BRIEF:
Check each line of the records below and collect those that include the word "folder".

[Element data from apps and pages]
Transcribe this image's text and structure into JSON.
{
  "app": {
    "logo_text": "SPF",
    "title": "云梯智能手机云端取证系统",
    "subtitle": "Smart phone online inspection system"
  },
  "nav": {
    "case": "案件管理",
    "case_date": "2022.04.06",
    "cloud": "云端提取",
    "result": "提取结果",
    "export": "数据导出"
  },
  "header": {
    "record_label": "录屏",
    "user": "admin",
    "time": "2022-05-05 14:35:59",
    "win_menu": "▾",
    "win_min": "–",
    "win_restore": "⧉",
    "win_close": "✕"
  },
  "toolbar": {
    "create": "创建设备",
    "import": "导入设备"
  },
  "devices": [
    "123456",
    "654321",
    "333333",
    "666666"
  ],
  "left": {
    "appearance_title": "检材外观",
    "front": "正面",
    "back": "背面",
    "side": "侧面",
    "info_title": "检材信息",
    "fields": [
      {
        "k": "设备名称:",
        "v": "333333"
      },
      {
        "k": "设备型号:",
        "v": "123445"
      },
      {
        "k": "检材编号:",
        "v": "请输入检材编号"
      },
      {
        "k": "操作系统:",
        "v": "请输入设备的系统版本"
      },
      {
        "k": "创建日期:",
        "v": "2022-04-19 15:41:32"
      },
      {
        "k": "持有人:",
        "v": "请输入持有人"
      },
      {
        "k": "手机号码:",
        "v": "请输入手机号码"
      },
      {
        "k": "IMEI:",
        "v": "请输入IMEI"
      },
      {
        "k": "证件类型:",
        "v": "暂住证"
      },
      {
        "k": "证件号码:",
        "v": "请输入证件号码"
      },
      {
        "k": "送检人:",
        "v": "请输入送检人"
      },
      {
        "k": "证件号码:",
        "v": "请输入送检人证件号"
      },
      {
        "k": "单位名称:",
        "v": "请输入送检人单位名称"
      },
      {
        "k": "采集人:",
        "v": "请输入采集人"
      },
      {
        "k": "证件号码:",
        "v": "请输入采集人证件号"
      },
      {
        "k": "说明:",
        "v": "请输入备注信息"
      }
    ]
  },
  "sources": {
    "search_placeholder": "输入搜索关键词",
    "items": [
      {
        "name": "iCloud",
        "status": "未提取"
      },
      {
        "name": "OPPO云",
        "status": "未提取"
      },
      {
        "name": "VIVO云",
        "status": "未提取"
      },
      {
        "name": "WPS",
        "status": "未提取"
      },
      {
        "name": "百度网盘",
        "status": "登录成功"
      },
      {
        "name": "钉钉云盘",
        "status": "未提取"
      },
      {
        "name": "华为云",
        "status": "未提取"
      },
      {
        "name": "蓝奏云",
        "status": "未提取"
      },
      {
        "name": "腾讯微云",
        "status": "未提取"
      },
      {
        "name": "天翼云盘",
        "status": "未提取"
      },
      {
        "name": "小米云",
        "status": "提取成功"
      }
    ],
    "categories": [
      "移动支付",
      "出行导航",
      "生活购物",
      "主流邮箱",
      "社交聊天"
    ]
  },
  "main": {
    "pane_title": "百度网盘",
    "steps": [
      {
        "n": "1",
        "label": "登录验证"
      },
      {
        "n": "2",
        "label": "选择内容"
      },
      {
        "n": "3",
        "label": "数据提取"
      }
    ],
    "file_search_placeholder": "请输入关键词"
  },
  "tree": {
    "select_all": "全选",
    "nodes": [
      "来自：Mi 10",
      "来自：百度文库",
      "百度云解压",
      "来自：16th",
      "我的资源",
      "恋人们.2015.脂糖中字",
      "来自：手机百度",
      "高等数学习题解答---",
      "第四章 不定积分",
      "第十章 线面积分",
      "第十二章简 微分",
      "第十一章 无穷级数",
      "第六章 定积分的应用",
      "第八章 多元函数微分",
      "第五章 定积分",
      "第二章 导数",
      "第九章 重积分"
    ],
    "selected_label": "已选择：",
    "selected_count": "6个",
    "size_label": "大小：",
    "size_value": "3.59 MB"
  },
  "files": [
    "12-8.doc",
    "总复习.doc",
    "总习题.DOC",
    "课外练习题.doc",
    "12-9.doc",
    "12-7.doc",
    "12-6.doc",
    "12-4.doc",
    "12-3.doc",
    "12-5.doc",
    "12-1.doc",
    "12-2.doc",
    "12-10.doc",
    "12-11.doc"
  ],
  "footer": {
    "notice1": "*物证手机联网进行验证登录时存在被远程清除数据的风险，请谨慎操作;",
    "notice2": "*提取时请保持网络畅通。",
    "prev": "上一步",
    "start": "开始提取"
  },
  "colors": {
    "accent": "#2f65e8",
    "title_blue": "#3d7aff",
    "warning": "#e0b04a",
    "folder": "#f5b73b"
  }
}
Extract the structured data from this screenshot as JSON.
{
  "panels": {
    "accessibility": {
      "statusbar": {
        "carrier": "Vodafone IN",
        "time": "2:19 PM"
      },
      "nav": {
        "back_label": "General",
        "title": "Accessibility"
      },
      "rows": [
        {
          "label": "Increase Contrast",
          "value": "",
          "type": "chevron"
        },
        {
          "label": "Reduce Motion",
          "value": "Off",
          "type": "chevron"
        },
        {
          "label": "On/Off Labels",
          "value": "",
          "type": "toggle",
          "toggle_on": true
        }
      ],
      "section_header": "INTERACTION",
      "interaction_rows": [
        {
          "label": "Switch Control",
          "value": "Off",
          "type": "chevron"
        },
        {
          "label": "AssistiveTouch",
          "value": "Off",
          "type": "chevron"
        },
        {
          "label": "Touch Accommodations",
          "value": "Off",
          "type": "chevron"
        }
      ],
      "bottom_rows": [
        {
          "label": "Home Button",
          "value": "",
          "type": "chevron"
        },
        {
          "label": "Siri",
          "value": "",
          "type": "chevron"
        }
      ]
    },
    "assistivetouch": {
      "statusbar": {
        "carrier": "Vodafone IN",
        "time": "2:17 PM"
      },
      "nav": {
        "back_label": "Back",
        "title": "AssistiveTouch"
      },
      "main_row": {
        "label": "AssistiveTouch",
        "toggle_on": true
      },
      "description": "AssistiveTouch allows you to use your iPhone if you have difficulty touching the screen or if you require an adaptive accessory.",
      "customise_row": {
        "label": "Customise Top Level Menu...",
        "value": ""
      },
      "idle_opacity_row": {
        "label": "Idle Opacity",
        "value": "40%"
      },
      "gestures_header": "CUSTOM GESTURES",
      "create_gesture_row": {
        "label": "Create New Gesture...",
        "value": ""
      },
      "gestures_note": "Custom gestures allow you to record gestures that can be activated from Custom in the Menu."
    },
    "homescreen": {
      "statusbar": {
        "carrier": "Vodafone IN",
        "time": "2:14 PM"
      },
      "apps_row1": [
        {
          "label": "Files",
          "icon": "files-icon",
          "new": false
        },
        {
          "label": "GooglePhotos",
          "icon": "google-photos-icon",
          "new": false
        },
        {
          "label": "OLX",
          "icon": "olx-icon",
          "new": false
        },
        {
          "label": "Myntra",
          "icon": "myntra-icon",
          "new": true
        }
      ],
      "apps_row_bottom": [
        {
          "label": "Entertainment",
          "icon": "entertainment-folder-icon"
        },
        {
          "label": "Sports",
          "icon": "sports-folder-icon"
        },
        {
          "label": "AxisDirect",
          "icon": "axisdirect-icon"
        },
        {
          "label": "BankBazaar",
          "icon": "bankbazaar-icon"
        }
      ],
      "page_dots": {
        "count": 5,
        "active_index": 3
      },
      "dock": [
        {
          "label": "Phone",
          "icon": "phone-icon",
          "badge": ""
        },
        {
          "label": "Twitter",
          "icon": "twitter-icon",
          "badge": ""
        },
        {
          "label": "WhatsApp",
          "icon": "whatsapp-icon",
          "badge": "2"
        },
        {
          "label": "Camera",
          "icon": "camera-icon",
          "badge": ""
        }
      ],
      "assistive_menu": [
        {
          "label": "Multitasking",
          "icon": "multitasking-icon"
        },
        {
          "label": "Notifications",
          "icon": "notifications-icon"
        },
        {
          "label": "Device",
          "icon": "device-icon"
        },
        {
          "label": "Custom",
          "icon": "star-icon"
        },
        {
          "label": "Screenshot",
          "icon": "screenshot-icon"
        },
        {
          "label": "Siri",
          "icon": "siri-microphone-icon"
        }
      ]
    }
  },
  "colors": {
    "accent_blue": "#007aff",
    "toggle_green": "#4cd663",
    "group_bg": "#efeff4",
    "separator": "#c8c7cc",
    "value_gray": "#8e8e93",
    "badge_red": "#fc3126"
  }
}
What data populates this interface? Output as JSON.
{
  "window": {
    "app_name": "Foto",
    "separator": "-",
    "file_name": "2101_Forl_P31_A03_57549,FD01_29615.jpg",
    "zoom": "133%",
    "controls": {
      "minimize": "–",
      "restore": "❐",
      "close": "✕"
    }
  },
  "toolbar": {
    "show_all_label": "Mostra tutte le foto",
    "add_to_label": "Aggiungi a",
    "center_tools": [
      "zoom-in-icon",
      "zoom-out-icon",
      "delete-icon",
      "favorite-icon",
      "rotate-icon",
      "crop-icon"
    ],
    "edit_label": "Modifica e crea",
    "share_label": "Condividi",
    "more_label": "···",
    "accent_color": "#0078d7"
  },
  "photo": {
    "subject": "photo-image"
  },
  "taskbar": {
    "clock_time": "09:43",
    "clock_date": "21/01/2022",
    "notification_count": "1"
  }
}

ANSWER:
    "folder": "#f5b73b"
          "icon": "entertainment-folder-icon"
          "icon": "sports-folder-icon"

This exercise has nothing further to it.